Last updated: 2021-04-19

My AWS Lambda function receives connection timeout errors when it tries to access an Amazon Relational Database Service (Amazon RDS) DB instance. How do I troubleshoot these errors?

Resolution

Troubleshoot intermittent and transient connection timeout errors

Capture the Lambda function's events and retry them as part of your function's error handling

For more information, see Error handling and automatic retries in AWS Lambda.

Check for DNS errors

Confirm whether there are any Domain Name System (DNS)-related errors. If there are DNS errors, catch them. Then, retry the DNS request using an exponential backoff. For more information, see Error retries and exponential backoff in AWS.

Note: Make sure that you're able to resolve the inbound and outbound endpoints before you retry the DNS request.

Troubleshoot consistent connection timeout errors

Check the Lambda function's Amazon CloudWatch Logs

If you haven't done so already, grant CloudWatch logging permissions to your Lambda function. Then, review your function's logs to identify specific connection timeout errors.

For more information, see Monitoring and troubleshooting Lambda applications.

Check the VPC configuration

For private databases, do either of the following, based on your use case:

Put your Lambda function in the same Amazon Virtual Private Cloud (Amazon VPC) as the database.

-or-

Create a VPC peering connection between the Amazon VPC that includes your function and the Amazon VPC that includes your database.

For public databases, do the following:

(For functions in an Amazon VPC) Route public traffic through a network address translation (NAT) gateway or NAT instance. For more information, see How do I give internet access to my Lambda function that's connected to an Amazon VPC?

Note: If the database is publicly accessible and there are no IP address-based restrictions on the database, then follow the instructions in Tutorial: Configuring a Lambda Function to Access Amazon RDS in an Amazon VPC.

Check the security group rules

For private databases, do the following:

Add an inbound rule to your DB security group that allows traffic from the CIDR range of the VPC's subnets or security group.

For public databases, do the following:

Add an inbound rule to your DB security group that allows traffic from the NAT gateway or NAT instance of the VPC.

Update the Lambda function handler

Update your Lambda function code so that the function opens the database connection outside of the function handler and doesn't close the connection.

Note: Because of the way that Lambda reuses containers, Lambda doesn't re-initialize the code that's outside of a function handler when the container is reused. It's a best practice to create the connection that you plan on reusing outside the handler so that it'sstill there on each following invocation. Make sure that you confirm that there's a valid connection before attempting to use the connection. If there's not a valid connection, then create a new connection before continuing.

Connect using an EC2 instance

As a test, launch an Amazon Elastic Compute Cloud (Amazon EC2) instance with the same Amazon VPC configuration as your Lambda function. Then, try connecting to the Amazon RDS DB instance from the EC2 instance.

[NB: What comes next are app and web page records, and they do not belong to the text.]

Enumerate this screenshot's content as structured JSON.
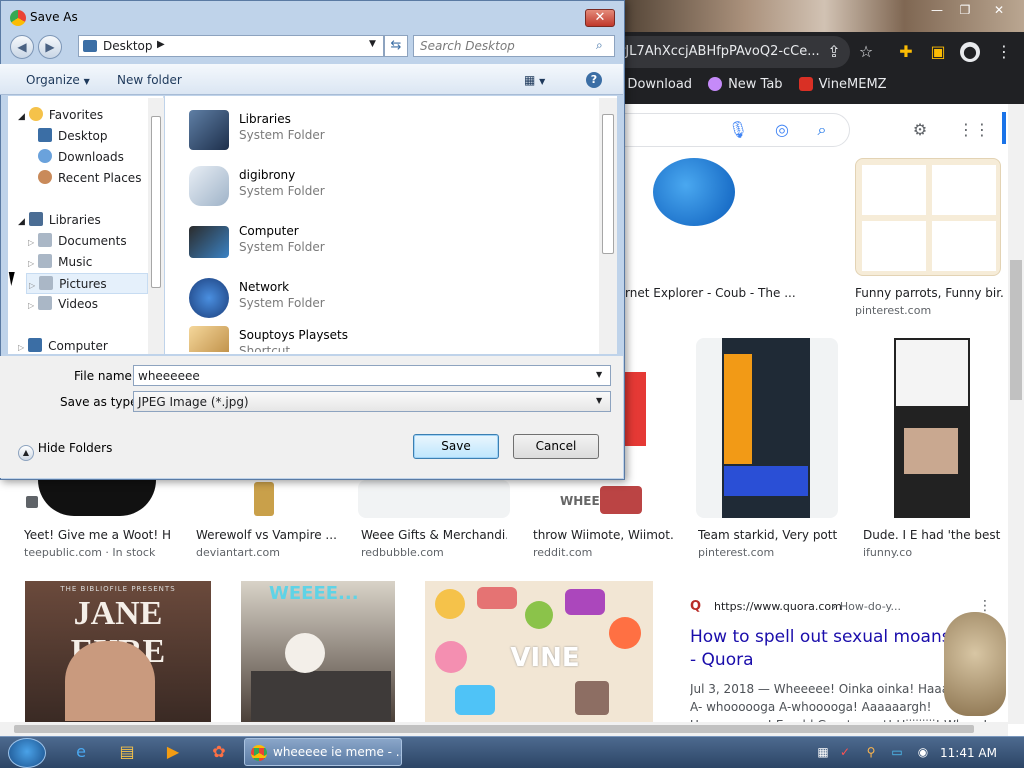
{
  "browser": {
    "omnibox_text": "rJL7AhXccjABHfpPAvoQ2-cCe...",
    "bookmarks": [
      "or Download",
      "New Tab",
      "VineMEMZ"
    ]
  },
  "results_row1": [
    {
      "caption": "rnet Explorer - Coub - The ...",
      "source": ""
    },
    {
      "caption": "Funny parrots, Funny bir...",
      "source": "pinterest.com"
    }
  ],
  "results_row2": [
    {
      "caption": "Yeet! Give me a Woot! H...",
      "source": "teepublic.com · In stock"
    },
    {
      "caption": "Werewolf vs Vampire ...",
      "source": "deviantart.com"
    },
    {
      "caption": "Weee Gifts & Merchandi...",
      "source": "redbubble.com"
    },
    {
      "caption": "throw Wiimote, Wiimot...",
      "source": "reddit.com"
    },
    {
      "caption": "Team starkid, Very pott...",
      "source": "pinterest.com"
    },
    {
      "caption": "Dude. I E had 'the best ...",
      "source": "ifunny.co"
    }
  ],
  "row3": {
    "jane": "JANE EYRE",
    "jane_top": "THE BIBLIOFILE PRESENTS",
    "weee": "WEEEE...",
    "vine": "VINE",
    "quora_url": "https://www.quora.com",
    "quora_path": "› How-do-y...",
    "quora_title": "How to spell out sexual moans - Quora",
    "quora_snippet": "Jul 3, 2018 — Wheeeee! Oinka oinka! Haaaaaa... A- whoooooga A-whooooga! Aaaaaargh! Unnnnnnnnn! Eembl Grunt grunt! Hiiiiiiiii! Where! D"
  },
  "whee_label": "WHEE",
  "dialog": {
    "title": "Save As",
    "address": "Desktop",
    "search_placeholder": "Search Desktop",
    "organize": "Organize",
    "new_folder": "New folder",
    "tree": {
      "favorites": "Favorites",
      "fav_items": [
        "Desktop",
        "Downloads",
        "Recent Places"
      ],
      "libraries": "Libraries",
      "lib_items": [
        "Documents",
        "Music",
        "Pictures",
        "Videos"
      ],
      "computer": "Computer"
    },
    "files": [
      {
        "name": "Libraries",
        "type": "System Folder"
      },
      {
        "name": "digibrony",
        "type": "System Folder"
      },
      {
        "name": "Computer",
        "type": "System Folder"
      },
      {
        "name": "Network",
        "type": "System Folder"
      },
      {
        "name": "Souptoys Playsets",
        "type": "Shortcut"
      }
    ],
    "filename_label": "File name:",
    "filename_value": "wheeeeee",
    "savetype_label": "Save as type:",
    "savetype_value": "JPEG Image (*.jpg)",
    "hide_folders": "Hide Folders",
    "save": "Save",
    "cancel": "Cancel"
  },
  "taskbar": {
    "chrome_task": "wheeeee ie meme - ...",
    "clock": "11:41 AM"
  }
}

If you can connect to the database, then follow the instructions in Troubleshoot networking issues in Lambda.

-or-

If you can't connect to the database, then follow the instructions in How do I resolve problems connecting to my Amazon RDS DB instance?

Use Amazon RDS Proxy

Create an Amazon Relational Database Service (Amazon RDS) Proxy endpoint for your RDS database to handle the database traffic from your Lambda function. For more information, see Using Amazon RDS Proxy with AWS Lambda.

Note: Amazon RDS Proxy support for MySQL and PostgreSQL is now generally available.